Lines from the entries below that hold "icon" form the answer; copy all of them.

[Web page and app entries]
►

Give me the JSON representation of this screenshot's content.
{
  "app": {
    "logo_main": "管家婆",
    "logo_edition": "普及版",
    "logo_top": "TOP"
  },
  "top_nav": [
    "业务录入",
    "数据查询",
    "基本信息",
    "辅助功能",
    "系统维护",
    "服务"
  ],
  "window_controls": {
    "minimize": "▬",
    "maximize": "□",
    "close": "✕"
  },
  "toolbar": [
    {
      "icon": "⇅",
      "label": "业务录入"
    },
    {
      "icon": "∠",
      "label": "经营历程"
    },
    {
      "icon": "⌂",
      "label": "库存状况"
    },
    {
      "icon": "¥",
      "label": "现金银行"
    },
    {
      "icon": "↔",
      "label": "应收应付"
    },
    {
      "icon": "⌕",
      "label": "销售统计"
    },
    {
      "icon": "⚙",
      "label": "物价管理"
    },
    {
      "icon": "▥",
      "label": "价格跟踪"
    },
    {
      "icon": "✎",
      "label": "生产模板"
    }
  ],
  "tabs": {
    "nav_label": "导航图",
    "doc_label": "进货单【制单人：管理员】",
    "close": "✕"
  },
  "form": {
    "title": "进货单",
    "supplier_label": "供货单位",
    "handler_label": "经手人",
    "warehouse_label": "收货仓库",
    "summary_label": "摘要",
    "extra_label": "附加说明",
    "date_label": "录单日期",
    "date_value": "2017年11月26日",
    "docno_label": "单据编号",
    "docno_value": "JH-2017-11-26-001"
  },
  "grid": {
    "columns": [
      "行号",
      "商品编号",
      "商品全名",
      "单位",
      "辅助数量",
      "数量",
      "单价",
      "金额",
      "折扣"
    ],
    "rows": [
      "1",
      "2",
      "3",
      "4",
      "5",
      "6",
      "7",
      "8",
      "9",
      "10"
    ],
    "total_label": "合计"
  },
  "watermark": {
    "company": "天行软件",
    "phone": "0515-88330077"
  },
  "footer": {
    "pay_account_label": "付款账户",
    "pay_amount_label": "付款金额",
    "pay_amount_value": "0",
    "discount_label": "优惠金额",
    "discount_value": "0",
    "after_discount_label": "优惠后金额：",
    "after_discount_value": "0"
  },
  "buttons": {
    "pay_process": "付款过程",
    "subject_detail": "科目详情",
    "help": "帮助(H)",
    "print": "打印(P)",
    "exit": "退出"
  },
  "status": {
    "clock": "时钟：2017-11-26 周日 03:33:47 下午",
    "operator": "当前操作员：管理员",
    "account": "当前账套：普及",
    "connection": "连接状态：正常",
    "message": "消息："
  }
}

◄

Response box:
      "icon": "⇅",
      "icon": "∠",
      "icon": "⌂",
      "icon": "¥",
      "icon": "↔",
      "icon": "⌕",
      "icon": "⚙",
      "icon": "▥",
      "icon": "✎",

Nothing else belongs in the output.